Task prompt
Report back each line of the records that contains the string "JSON".

Data to process
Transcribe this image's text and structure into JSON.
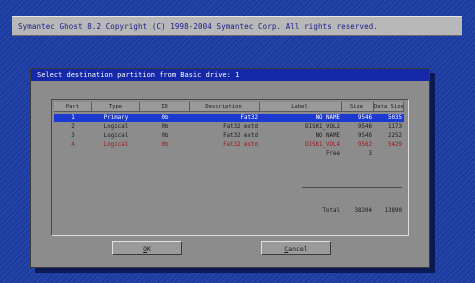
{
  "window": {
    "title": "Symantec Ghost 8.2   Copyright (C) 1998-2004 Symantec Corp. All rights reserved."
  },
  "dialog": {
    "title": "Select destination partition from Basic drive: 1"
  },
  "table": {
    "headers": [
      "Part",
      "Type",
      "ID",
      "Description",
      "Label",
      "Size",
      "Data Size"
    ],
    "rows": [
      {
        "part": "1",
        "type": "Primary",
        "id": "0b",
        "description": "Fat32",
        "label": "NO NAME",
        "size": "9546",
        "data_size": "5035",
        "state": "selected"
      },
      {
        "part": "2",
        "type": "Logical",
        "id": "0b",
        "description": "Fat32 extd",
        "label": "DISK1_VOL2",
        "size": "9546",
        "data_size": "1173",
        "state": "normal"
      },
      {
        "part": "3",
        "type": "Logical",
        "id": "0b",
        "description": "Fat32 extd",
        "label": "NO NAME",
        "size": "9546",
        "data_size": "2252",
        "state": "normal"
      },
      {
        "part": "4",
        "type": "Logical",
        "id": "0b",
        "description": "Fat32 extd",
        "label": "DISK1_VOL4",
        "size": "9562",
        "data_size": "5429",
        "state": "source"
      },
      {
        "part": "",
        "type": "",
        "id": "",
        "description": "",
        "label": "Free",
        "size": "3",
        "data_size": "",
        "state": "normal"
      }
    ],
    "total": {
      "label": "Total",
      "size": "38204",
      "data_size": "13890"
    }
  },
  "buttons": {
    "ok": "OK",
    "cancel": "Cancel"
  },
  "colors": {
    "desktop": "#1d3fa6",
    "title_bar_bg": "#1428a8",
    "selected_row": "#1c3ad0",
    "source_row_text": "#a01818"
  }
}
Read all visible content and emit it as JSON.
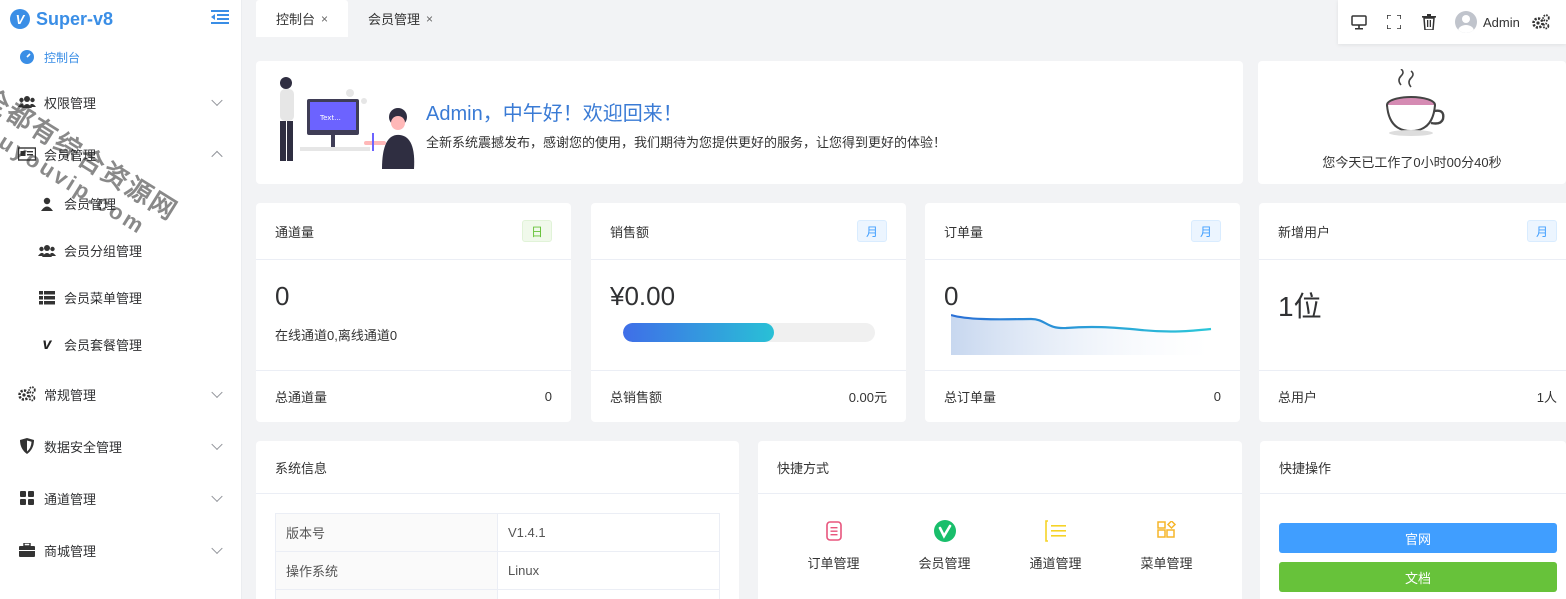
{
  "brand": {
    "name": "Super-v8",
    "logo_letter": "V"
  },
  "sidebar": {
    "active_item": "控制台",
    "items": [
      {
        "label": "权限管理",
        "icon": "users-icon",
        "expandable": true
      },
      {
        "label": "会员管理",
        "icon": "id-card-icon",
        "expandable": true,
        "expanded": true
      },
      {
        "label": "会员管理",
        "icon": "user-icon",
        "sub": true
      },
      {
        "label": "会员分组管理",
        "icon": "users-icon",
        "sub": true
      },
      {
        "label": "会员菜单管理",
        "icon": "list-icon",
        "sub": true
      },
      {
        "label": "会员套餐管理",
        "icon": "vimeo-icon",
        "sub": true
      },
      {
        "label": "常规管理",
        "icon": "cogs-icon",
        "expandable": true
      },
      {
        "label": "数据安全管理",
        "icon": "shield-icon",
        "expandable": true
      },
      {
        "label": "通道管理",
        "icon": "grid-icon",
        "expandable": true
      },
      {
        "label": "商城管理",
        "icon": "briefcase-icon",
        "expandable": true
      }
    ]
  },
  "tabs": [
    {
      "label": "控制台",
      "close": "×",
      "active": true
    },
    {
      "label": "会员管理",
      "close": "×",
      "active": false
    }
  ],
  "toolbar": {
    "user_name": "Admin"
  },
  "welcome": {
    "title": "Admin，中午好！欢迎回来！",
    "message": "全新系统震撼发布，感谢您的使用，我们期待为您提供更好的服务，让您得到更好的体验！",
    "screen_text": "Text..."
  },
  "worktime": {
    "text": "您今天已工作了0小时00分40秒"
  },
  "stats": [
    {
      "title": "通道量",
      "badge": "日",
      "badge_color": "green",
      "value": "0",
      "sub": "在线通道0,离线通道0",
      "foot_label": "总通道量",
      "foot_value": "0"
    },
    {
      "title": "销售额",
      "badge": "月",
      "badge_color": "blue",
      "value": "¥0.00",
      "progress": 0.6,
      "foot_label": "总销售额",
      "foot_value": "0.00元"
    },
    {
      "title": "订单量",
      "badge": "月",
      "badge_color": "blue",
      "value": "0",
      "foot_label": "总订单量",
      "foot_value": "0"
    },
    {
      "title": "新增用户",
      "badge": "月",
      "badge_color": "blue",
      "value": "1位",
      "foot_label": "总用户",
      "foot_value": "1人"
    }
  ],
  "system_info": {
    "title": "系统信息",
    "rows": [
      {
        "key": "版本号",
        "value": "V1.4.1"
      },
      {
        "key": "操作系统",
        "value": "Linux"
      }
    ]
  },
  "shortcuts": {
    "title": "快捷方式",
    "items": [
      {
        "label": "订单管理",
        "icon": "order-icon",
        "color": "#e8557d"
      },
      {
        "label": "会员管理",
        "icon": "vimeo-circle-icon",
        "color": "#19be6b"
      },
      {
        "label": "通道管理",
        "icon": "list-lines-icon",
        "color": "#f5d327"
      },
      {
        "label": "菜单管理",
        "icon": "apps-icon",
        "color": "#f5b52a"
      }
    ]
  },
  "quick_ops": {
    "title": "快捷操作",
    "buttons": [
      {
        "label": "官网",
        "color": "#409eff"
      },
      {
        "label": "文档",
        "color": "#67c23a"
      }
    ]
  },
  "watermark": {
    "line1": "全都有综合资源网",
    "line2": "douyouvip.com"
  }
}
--
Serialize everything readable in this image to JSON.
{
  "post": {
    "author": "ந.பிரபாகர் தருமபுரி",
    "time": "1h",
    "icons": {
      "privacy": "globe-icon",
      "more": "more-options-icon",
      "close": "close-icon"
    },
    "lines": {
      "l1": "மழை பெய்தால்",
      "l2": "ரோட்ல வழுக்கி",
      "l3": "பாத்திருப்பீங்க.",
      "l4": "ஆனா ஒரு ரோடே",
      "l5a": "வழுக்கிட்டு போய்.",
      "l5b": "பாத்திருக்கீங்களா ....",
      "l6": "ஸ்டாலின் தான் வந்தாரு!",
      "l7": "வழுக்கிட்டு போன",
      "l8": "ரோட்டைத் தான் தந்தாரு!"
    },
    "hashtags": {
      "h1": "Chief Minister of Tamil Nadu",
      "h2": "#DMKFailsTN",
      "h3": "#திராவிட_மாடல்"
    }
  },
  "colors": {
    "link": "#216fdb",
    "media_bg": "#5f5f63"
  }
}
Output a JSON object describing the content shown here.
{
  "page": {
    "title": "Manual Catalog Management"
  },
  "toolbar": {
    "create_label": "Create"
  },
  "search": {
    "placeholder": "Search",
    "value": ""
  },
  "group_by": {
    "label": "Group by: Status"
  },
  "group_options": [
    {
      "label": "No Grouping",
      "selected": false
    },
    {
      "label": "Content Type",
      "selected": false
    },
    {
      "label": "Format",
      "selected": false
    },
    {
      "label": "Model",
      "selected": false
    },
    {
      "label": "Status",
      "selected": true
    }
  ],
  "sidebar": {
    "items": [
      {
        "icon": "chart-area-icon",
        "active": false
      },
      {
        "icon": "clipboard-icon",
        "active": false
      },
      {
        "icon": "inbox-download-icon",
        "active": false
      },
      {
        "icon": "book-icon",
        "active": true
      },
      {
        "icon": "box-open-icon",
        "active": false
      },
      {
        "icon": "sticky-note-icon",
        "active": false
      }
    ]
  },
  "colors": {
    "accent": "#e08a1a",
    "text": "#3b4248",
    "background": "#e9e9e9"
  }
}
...
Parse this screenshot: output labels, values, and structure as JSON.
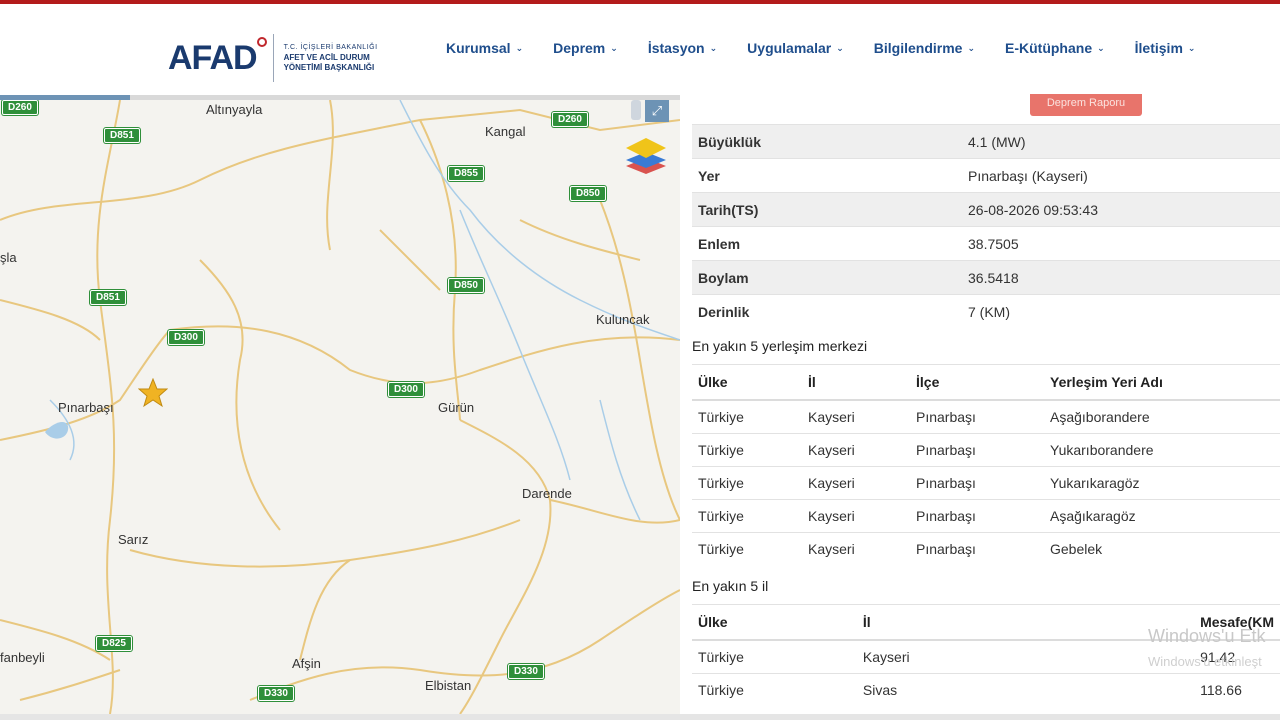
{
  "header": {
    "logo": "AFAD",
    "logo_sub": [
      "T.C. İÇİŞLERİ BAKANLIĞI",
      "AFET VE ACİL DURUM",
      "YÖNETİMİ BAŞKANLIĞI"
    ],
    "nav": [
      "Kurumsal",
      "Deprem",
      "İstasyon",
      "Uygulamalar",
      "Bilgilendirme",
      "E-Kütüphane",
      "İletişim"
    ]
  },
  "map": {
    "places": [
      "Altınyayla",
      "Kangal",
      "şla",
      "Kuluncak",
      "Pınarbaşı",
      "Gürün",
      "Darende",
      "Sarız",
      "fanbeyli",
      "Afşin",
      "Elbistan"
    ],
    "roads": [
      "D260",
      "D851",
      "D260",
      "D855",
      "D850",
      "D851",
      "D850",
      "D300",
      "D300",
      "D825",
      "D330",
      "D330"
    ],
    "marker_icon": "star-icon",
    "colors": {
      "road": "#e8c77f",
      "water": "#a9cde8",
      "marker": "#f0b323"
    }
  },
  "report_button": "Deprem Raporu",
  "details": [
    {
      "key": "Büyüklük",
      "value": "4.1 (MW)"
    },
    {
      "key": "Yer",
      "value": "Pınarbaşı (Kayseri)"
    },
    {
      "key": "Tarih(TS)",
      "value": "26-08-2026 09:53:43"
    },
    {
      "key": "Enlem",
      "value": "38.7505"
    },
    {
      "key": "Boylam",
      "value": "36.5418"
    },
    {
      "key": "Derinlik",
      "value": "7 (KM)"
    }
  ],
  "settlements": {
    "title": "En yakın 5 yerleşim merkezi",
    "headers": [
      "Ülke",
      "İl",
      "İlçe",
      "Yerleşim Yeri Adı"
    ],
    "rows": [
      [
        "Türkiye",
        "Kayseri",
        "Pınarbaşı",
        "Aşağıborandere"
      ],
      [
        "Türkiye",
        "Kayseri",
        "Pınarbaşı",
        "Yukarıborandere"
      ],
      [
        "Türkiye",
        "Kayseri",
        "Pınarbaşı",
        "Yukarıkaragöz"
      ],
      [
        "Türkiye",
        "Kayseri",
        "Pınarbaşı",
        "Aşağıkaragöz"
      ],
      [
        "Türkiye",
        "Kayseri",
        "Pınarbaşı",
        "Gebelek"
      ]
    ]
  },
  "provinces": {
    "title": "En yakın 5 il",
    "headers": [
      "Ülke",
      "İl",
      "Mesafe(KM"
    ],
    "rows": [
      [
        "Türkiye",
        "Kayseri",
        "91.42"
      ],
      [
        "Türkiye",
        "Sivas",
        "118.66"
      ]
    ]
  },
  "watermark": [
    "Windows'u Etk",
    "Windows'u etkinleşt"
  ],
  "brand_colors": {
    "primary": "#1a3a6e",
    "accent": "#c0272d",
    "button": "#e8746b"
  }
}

Response box
Transcribe this image's text and structure into JSON.
Read all visible content and emit it as JSON.
Serialize everything readable in this image to JSON.
Output a JSON object describing the content shown here.
Parse this screenshot: output labels, values, and structure as JSON.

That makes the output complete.